Policymakers, investors, banks and the public have spent a significant amount of time over the last few years talking about ESG risks. That effort has though been unevenly focused: work to address the ‘E’ (Environmental) and, to a lesser extent, ‘G’ (Governance) has somewhat overshadowed the ‘S’ (Social). Policymakers, particularly in the EU, have been clear that all elements of ESG risks are on their radar, and several recent high-profile events have provided a reminder of how social risks can have a reputational and financial impact on banks and their counterparties. Banks should start the process of more-fully integrating social risk alongside environmental and governance considerations into their business strategy, risk management and governance structures.
Why should banks think about this now?
Evolving societal expectations, and the potential financial consequences for banks and their counterparties, will act as a catalyst for increasing supervisory attention. The EBA’s action plan on sustainable finance interprets ‘sustainability’ in a broad sense – covering all ESG factors. This perspective has been continued through to the deliverables in the EBA’s workplan, including the Discussion Paper on the inclusion of ESG risks in the SREP and the Consultation on the inclusion of ESG risks in the Pillar 3 framework. The discussion paper on ESG risks notes that there have been several initiatives to define ESG factors, but that a common definition is lacking. However, the EBA finds that ESG frameworks usually capture social factors “related to the rights, well-being and interests of people and communities”, including workforce, community, and supply chain.
Social risks can emerge from societal concerns. There are also inter-dependencies between the different ESG factors. For example, climate change can exacerbate existing systems of inequality causing a disproportionately large loss of income for disadvantaged groups. And robust governance practices underpin good environmental and social practices.
The negative reaction variously by the public, policymakers and markets to the football Super League proposal and to news stories about working conditions at a prominent clothing manufacturer, are recent examples of the heightened social sensitivity to social and governance issues.
In contrast to climate-related risks (particularly transition risks), which are generally (although not exclusively) understood to materialise over longer time horizons, social risks, such as the negative consequences of poor social practices, often materialise almost instantaneously. Social media has the potential to amplify negative consequences quickly. And consumers and investors are prepared to ‘vote with their feet’. Deloitte research published earlier this month found that ethical considerations are a key consideration for consumers, and consumers are increasingly willing to stop purchasing certain brands or products due to ethical concerns.
Banks will be required to make qualitative disclosures about their ESG risks by mid-2022, and quantitative disclosure requirements will follow. By 2022, banks will need to qualitatively disclose how social – and governance – risks are taken into account in their governance arrangements, business model and strategy, and risk management.
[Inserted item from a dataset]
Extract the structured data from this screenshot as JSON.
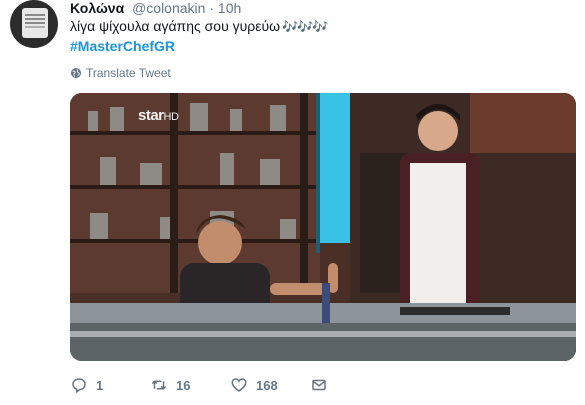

Ratings agencies include ESG factors in their credit ratings. Poor practices will lead to ratings downgrades for banks or their counterparties, potentially leading to increased funding costs. A fall in share price associated with ESG factors would also affect the cost of equity. And ESG factors could affect the probability of default of banks’ counterparties, for example, through decreases in revenues where a counterparty’s practices do not align with society’s evolving expectations around social and governance factors, or through increased costs due to fines, regulatory penalties or litigation.
What should banks be doing?
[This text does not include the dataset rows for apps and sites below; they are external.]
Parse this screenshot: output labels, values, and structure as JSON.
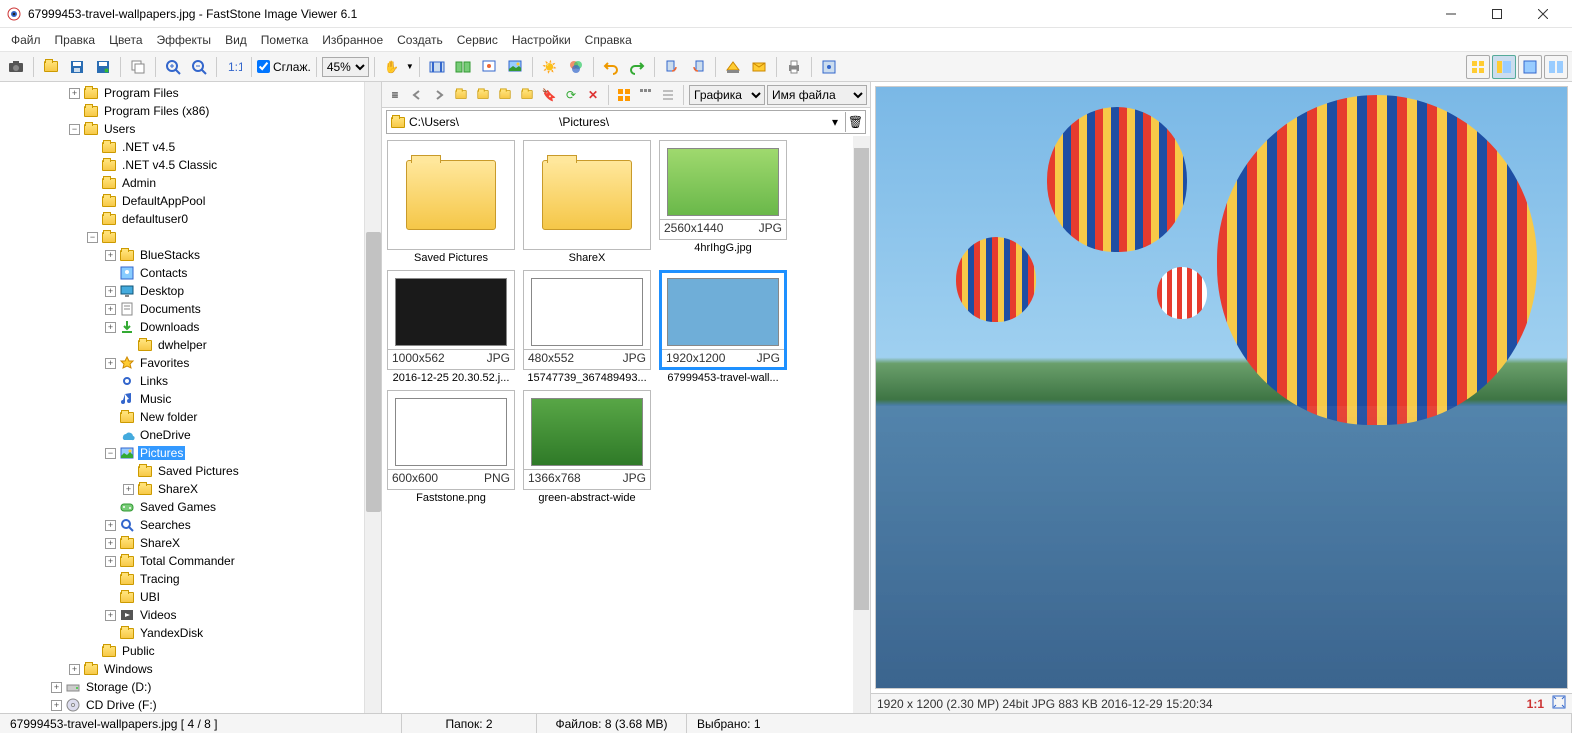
{
  "window": {
    "title": "67999453-travel-wallpapers.jpg  -  FastStone Image Viewer 6.1"
  },
  "menu": [
    "Файл",
    "Правка",
    "Цвета",
    "Эффекты",
    "Вид",
    "Пометка",
    "Избранное",
    "Создать",
    "Сервис",
    "Настройки",
    "Справка"
  ],
  "toolbar": {
    "smooth_label": "Сглаж.",
    "zoom": "45%"
  },
  "tree": [
    {
      "indent": 2,
      "tg": "+",
      "icon": "folder",
      "label": "Program Files"
    },
    {
      "indent": 2,
      "tg": "",
      "icon": "folder",
      "label": "Program Files (x86)"
    },
    {
      "indent": 2,
      "tg": "-",
      "icon": "folder",
      "label": "Users"
    },
    {
      "indent": 3,
      "tg": "",
      "icon": "folder",
      "label": ".NET v4.5"
    },
    {
      "indent": 3,
      "tg": "",
      "icon": "folder",
      "label": ".NET v4.5 Classic"
    },
    {
      "indent": 3,
      "tg": "",
      "icon": "folder",
      "label": "Admin"
    },
    {
      "indent": 3,
      "tg": "",
      "icon": "folder",
      "label": "DefaultAppPool"
    },
    {
      "indent": 3,
      "tg": "",
      "icon": "folder",
      "label": "defaultuser0"
    },
    {
      "indent": 3,
      "tg": "-",
      "icon": "folder",
      "label": ""
    },
    {
      "indent": 4,
      "tg": "+",
      "icon": "folder",
      "label": "BlueStacks"
    },
    {
      "indent": 4,
      "tg": "",
      "icon": "contacts",
      "label": "Contacts"
    },
    {
      "indent": 4,
      "tg": "+",
      "icon": "desktop",
      "label": "Desktop"
    },
    {
      "indent": 4,
      "tg": "+",
      "icon": "documents",
      "label": "Documents"
    },
    {
      "indent": 4,
      "tg": "+",
      "icon": "downloads",
      "label": "Downloads"
    },
    {
      "indent": 5,
      "tg": "",
      "icon": "folder",
      "label": "dwhelper"
    },
    {
      "indent": 4,
      "tg": "+",
      "icon": "favorites",
      "label": "Favorites"
    },
    {
      "indent": 4,
      "tg": "",
      "icon": "links",
      "label": "Links"
    },
    {
      "indent": 4,
      "tg": "",
      "icon": "music",
      "label": "Music"
    },
    {
      "indent": 4,
      "tg": "",
      "icon": "folder",
      "label": "New folder"
    },
    {
      "indent": 4,
      "tg": "",
      "icon": "onedrive",
      "label": "OneDrive"
    },
    {
      "indent": 4,
      "tg": "-",
      "icon": "pictures",
      "label": "Pictures",
      "selected": true
    },
    {
      "indent": 5,
      "tg": "",
      "icon": "folder",
      "label": "Saved Pictures"
    },
    {
      "indent": 5,
      "tg": "+",
      "icon": "folder",
      "label": "ShareX"
    },
    {
      "indent": 4,
      "tg": "",
      "icon": "savedgames",
      "label": "Saved Games"
    },
    {
      "indent": 4,
      "tg": "+",
      "icon": "search",
      "label": "Searches"
    },
    {
      "indent": 4,
      "tg": "+",
      "icon": "folder",
      "label": "ShareX"
    },
    {
      "indent": 4,
      "tg": "+",
      "icon": "folder",
      "label": "Total Commander"
    },
    {
      "indent": 4,
      "tg": "",
      "icon": "folder",
      "label": "Tracing"
    },
    {
      "indent": 4,
      "tg": "",
      "icon": "folder",
      "label": "UBI"
    },
    {
      "indent": 4,
      "tg": "+",
      "icon": "videos",
      "label": "Videos"
    },
    {
      "indent": 4,
      "tg": "",
      "icon": "folder",
      "label": "YandexDisk"
    },
    {
      "indent": 3,
      "tg": "",
      "icon": "folder",
      "label": "Public"
    },
    {
      "indent": 2,
      "tg": "+",
      "icon": "folder",
      "label": "Windows"
    },
    {
      "indent": 1,
      "tg": "+",
      "icon": "drive",
      "label": "Storage (D:)"
    },
    {
      "indent": 1,
      "tg": "+",
      "icon": "cd",
      "label": "CD Drive (F:)"
    }
  ],
  "center": {
    "dropdown1": "Графика",
    "dropdown2": "Имя файла",
    "path_prefix": "C:\\Users\\",
    "path_suffix": "\\Pictures\\"
  },
  "thumbs": [
    {
      "type": "folder",
      "caption": "Saved Pictures"
    },
    {
      "type": "folder",
      "caption": "ShareX"
    },
    {
      "type": "img",
      "dims": "2560x1440",
      "fmt": "JPG",
      "caption": "4hrIhgG.jpg",
      "bg": "linear-gradient(#9fd96e,#6ab84a)"
    },
    {
      "type": "img",
      "dims": "1000x562",
      "fmt": "JPG",
      "caption": "2016-12-25 20.30.52.j...",
      "bg": "#1a1a1a"
    },
    {
      "type": "img",
      "dims": "480x552",
      "fmt": "JPG",
      "caption": "15747739_367489493...",
      "bg": "#fff"
    },
    {
      "type": "img",
      "dims": "1920x1200",
      "fmt": "JPG",
      "caption": "67999453-travel-wall...",
      "selected": true,
      "bg": "#6faed8"
    },
    {
      "type": "img",
      "dims": "600x600",
      "fmt": "PNG",
      "caption": "Faststone.png",
      "bg": "#fff"
    },
    {
      "type": "img",
      "dims": "1366x768",
      "fmt": "JPG",
      "caption": "green-abstract-wide",
      "bg": "linear-gradient(#58a646,#2f7a28)"
    }
  ],
  "preview": {
    "info": "1920 x 1200 (2.30 MP)  24bit  JPG  883 KB  2016-12-29 15:20:34",
    "ratio": "1:1",
    "fit_icon": "fit-icon"
  },
  "status": {
    "left": "67999453-travel-wallpapers.jpg [ 4 / 8 ]",
    "folders": "Папок: 2",
    "files": "Файлов: 8 (3.68 MB)",
    "selected": "Выбрано: 1"
  }
}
The EBA’s proposed qualitative disclosure requirements demonstrate that the supervisory principles for social risks are broadly similar to those for environmental and governance risks. Banks’ business strategies must integrate social risks, and set short-, medium- and long-term targets and limits. Social risks should be integrated fully into banks’ risk management framework – which includes setting a risk appetite, identifying and monitoring social risks, and assessing and managing the impact of social risks on their balance sheet through traditional prudential risk categories. Banks will also need to explain how they use tools such as scenario analysis to determine risks to their solvency and liquidity risk profile posed by social factors. Governance structures must support risk management of social risks, and be effective in cascading throughout the organisation the bank’s consideration of social risk in its strategy and risk appetite.
Metrics, models and data will be a challenge to develop, as is the case for climate risk, and methodologies are still evolving for the quantification of social risks. However, banks can still make a start on integrating social risks into their activities and operations. For example:
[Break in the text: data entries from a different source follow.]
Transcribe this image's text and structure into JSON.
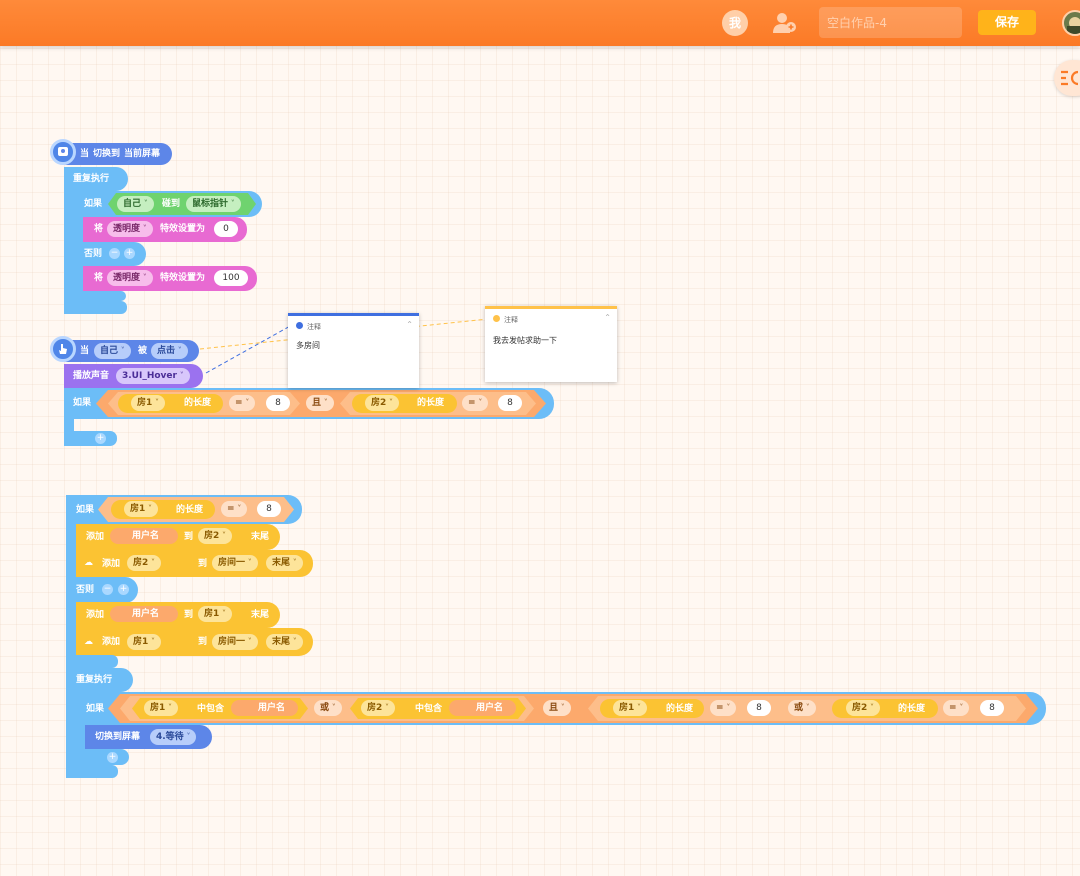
{
  "topbar": {
    "me_label": "我",
    "title_placeholder": "空白作品-4",
    "save_label": "保存"
  },
  "colors": {
    "topbar": "#fb7a26",
    "save": "#ffb31a",
    "control": "#6cbdf7",
    "looks": "#e86ad2",
    "sound": "#9b72ef",
    "event": "#5d86e8",
    "sensing": "#6fd36f",
    "list": "#fbc333",
    "operator": "#fca96c"
  },
  "script1": {
    "hat_when": "当",
    "hat_switch": "切换到",
    "hat_screen": "当前屏幕",
    "repeat": "重复执行",
    "if": "如果",
    "self": "自己",
    "touch": "碰到",
    "mouse": "鼠标指针",
    "set_prefix": "将",
    "opacity": "透明度",
    "effect_set": "特效设置为",
    "value_then": "0",
    "else": "否则",
    "minus": "−",
    "plus": "+",
    "value_else": "100"
  },
  "script2": {
    "when": "当",
    "self": "自己",
    "by": "被",
    "click": "点击",
    "play_sound": "播放声音",
    "sound_name": "3.UI_Hover",
    "if": "如果",
    "room1": "房1",
    "length_of": "的长度",
    "eq": "=",
    "val1": "8",
    "and": "且",
    "room2": "房2",
    "val2": "8",
    "plus": "+"
  },
  "notes": [
    {
      "header": "注释",
      "body": "多房间"
    },
    {
      "header": "注释",
      "body": "我去发帖求助一下"
    }
  ],
  "script3": {
    "if": "如果",
    "room1": "房1",
    "length_of": "的长度",
    "eq": "=",
    "val": "8",
    "add": "添加",
    "username": "用户名",
    "to": "到",
    "room2": "房2",
    "end": "末尾",
    "room_one": "房间一",
    "else": "否则",
    "minus": "−",
    "plus": "+",
    "repeat": "重复执行",
    "contains": "中包含",
    "or": "或",
    "and": "且",
    "val_r1": "8",
    "val_r2": "8",
    "switch_screen": "切换到屏幕",
    "screen_name": "4.等待"
  }
}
- Banks should focus their initial efforts on ensuring that the Board has sufficient understanding of social risks, and on setting the risk appetite, which will then underpin how social risks are incorporated into the bank’s business model and strategy.
- Initiatives to gather data from customers and counterparties to inform the assessment of climate risks can be extended to capture data to inform the social risk (and governance risk) assessment.
- Changes being made to IT systems and processes can be extended to build the flexibility to develop social risk capabilities at a later date.
Banks that tackle ESG in a complete and joined-up way will be best placed to adapt to the changing business environment, in which ESG considerations play an important role in the success or failure of banks and their counterparties. There are likely to be synergies with investments already being made for climate risk, and by tackling all components of ESG together banks will reduce the risk of advances in the management of one factor being made to the detriment of another.